Getting trains through the Rocky Mountains has always been a challenge — steep grades, rocky cliffs, and tall snowdrifts are among the many obstacles that early Colorado railroad officials and designers had to contend with. However one man had a vision for a tunnel that would ease travel through the Continental Divide. Although he did not live long enough to see it, construction on that tunnel was completed ninety years ago and the tunnel is still in use today.
One of Colorado’s early pioneers, David Moffat arrived in Denver as a bookseller in 1860. A few years later, he took a job as cashier of the First National Bank, rising through the ranks and eventually becoming president of the bank in 1881. His influence in the banking community allowed Moffat to pursue his real interest, railroads. He helped organize the Denver & South Park Railroad in 1872 and then, after overcoming fierce competition from the larger railroad companies,* established the Denver, Northwestern & Pacific Railway in 1903. Moffat’s goal had been to create a route from Denver to Salt Lake City that was shorter than the route available via the transcontinental railroad. His new route would ever after be known to Coloradans as the Moffat Road.
As early as 1902, Moffat realized that what would really make the Moffat Road successful would be a tunnel to shorten the trip through the Continental Divide. He never got to see this happen — Moffat died in a New York hotel room in March 1911, a death many speculated was suicide because he had been under great financial pressure at that time. It would be more than a decade before the Moffat Tunnel plan was finally financed by the State Legislature in 1922. (The Act providing funding for construction of the Moffat Tunnel can be viewed online via the digital Colorado Session Laws). It took nearly six years to construct the 6.2 mile-long tunnel at a cost of nearly $24 million and with 28 lives lost. The first train passed through the tunnel in February of 1928; today, you can ride through the Moffat Tunnel on Amtrak’s California Zephyr, and it is also used for freight trains.
Construction of the Moffat Tunnel was just being completed when James Baker and Leroy Hafen published their five-volume History of Colorado for the State Historical Society. Volume II of this series contains a great deal of information on the Moffat Road as well as the funding and building of the tunnel.
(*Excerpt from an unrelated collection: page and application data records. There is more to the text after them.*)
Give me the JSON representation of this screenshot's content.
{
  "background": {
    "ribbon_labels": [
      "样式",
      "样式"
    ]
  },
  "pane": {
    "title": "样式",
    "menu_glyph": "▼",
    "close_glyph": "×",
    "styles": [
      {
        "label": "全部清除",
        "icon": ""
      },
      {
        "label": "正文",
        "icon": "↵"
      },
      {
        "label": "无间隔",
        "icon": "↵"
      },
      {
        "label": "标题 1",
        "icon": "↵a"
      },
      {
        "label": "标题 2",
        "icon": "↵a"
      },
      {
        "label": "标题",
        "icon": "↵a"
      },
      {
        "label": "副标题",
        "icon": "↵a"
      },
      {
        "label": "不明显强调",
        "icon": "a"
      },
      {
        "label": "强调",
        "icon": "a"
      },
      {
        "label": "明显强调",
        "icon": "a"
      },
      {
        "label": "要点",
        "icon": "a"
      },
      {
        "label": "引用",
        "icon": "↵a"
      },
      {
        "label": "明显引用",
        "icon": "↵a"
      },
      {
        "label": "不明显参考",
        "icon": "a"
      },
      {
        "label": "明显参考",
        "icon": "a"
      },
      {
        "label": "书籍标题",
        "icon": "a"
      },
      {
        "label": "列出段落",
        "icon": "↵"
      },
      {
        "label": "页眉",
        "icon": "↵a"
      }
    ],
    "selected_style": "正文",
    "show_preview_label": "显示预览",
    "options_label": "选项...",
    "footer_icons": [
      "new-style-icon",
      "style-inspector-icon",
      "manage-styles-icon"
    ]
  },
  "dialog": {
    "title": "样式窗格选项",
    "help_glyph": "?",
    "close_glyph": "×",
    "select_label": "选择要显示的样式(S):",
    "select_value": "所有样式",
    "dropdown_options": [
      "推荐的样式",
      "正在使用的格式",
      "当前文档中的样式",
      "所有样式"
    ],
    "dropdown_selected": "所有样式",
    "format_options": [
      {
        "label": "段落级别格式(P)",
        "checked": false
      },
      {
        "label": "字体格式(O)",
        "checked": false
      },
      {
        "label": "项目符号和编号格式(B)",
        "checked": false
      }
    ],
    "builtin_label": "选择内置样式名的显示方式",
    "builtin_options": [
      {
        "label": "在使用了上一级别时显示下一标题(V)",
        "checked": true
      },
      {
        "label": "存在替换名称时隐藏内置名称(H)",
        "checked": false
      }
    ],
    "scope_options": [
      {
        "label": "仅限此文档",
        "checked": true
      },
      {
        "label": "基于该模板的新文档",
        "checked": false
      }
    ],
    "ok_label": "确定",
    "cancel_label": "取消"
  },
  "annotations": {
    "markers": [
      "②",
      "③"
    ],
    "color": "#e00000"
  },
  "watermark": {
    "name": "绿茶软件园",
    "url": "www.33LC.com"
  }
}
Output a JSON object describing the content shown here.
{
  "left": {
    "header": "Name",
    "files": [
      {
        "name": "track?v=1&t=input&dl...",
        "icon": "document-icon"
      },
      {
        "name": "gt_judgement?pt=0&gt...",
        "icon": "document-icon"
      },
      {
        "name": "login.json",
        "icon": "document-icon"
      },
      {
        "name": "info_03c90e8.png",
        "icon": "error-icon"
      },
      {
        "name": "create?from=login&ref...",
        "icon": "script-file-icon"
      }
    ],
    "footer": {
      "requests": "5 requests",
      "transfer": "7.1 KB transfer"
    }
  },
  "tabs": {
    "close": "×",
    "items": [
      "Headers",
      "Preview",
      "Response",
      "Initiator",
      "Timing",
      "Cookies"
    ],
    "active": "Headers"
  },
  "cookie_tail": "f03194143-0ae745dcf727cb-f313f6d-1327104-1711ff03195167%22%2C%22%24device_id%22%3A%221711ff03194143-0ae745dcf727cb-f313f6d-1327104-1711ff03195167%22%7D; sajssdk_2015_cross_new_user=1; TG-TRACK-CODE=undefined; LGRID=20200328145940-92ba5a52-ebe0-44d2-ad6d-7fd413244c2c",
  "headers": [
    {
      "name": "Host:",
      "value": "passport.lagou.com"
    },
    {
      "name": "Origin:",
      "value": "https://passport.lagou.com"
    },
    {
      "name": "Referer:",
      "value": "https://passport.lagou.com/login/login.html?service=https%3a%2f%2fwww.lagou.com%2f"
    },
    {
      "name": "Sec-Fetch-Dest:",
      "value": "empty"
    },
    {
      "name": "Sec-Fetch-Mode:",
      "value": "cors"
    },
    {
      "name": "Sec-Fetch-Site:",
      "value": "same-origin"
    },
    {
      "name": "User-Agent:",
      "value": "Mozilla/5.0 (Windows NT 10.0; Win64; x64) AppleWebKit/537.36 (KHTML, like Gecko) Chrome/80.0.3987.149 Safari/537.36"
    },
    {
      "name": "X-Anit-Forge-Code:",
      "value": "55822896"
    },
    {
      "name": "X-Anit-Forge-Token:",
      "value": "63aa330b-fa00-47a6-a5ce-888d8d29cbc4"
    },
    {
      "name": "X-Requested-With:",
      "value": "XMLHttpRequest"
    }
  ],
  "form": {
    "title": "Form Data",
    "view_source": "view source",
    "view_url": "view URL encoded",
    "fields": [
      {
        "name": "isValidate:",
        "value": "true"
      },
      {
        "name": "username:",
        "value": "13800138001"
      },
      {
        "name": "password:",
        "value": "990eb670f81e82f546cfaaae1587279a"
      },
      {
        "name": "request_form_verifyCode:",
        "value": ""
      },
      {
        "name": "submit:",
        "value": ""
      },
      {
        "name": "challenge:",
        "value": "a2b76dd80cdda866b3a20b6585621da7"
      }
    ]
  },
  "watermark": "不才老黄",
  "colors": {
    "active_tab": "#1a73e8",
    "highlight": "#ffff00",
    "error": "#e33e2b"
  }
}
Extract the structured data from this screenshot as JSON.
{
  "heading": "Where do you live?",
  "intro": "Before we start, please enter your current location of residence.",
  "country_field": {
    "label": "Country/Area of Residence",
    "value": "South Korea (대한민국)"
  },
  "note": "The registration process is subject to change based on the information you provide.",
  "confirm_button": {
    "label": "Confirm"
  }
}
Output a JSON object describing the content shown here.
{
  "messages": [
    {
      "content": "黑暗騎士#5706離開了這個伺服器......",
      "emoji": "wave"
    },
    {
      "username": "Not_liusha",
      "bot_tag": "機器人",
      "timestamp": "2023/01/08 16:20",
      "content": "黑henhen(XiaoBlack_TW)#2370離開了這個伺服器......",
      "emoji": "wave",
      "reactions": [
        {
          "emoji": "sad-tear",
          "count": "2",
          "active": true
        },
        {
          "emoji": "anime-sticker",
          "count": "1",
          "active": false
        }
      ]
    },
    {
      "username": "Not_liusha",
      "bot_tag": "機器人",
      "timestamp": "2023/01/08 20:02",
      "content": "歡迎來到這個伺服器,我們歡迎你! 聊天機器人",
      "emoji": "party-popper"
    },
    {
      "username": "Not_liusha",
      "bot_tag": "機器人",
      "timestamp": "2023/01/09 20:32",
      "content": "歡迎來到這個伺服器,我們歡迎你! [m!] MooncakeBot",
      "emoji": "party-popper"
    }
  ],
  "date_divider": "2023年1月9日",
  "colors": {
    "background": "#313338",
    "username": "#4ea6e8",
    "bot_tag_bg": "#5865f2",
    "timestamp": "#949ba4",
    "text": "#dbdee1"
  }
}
Also published in 1927 was an article in the Colorado Magazine, “A Glimpse of Moffat Tunnel History,” which begins on page 63 of the March 1927 issue. Finally, be sure to search the Colorado State Library’s Colorado Historic Newspapers Collection for articles about the construction of the Moffat Tunnel and much more.
*Moffat’s competitors, the Union Pacific and Western Pacific railways, blocked Moffat’s railroad from using Denver’s Union Station, so Moffat was forced to build his own small railway depot, which still stands in Lower Downtown.